Prompt> The word to find is "text". Copy each line of the material that contains it.

Material provided>
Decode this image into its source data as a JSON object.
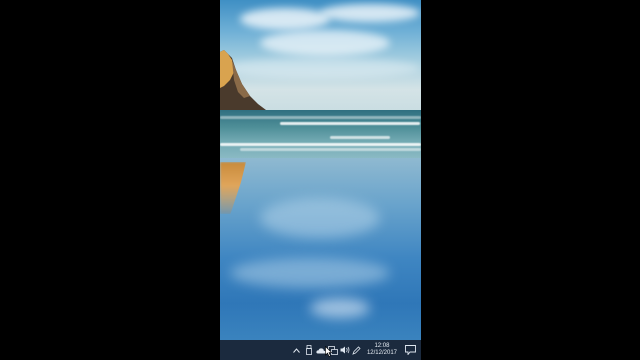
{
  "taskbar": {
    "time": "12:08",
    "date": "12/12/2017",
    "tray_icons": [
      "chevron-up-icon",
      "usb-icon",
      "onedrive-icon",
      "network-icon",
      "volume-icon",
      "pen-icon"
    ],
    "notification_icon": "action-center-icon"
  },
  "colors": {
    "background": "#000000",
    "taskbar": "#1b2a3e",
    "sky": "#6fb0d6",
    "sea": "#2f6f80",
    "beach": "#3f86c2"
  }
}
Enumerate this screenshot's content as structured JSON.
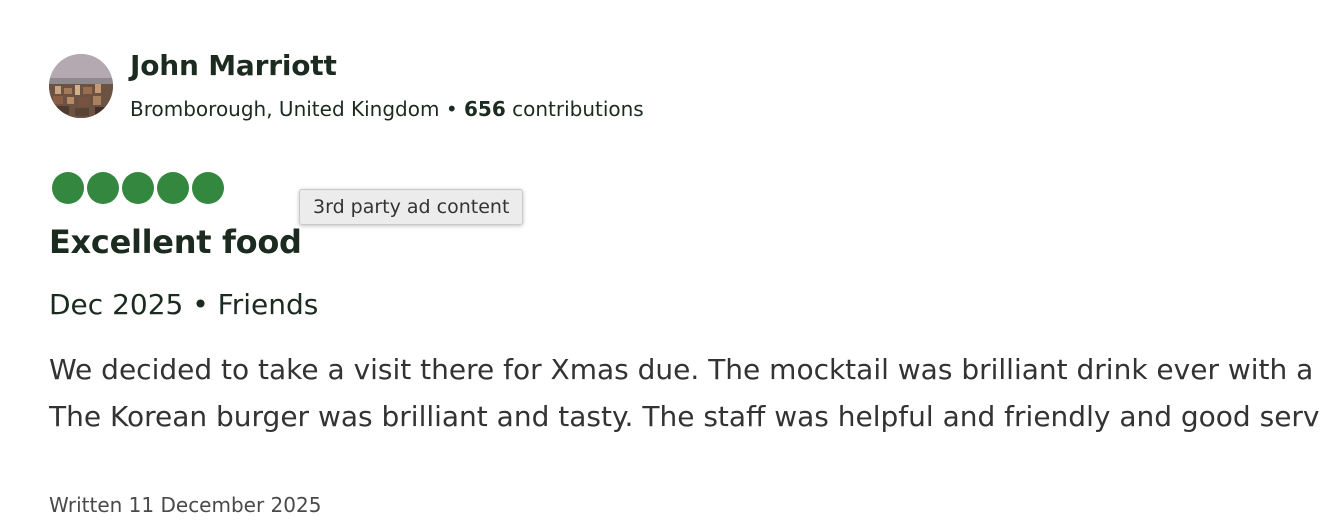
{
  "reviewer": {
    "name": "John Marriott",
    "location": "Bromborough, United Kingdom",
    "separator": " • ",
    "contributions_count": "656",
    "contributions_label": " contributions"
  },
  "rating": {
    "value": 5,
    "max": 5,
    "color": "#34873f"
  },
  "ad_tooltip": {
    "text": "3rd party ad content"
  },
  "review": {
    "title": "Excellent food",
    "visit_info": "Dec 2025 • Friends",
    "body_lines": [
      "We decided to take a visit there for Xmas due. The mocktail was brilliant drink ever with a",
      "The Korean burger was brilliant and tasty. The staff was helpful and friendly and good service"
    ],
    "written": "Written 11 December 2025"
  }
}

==

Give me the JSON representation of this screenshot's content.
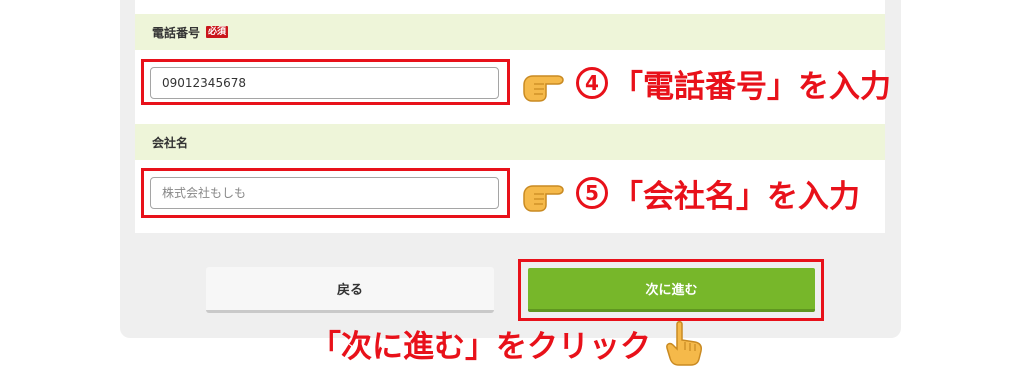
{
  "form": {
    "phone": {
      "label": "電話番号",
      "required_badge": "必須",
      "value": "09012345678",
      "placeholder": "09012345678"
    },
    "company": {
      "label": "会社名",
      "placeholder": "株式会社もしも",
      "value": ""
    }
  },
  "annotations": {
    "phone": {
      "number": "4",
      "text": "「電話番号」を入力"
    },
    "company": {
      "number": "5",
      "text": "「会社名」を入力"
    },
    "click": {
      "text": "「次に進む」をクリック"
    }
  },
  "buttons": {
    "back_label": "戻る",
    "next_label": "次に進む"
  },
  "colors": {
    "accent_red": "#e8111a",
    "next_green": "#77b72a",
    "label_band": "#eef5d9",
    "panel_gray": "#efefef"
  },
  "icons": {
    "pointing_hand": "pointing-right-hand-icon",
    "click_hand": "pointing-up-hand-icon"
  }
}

Expected answer>
    "text": "3rd party ad content"
      "text": "「電話番号」を入力"
      "text": "「会社名」を入力"
      "text": "「次に進む」をクリック"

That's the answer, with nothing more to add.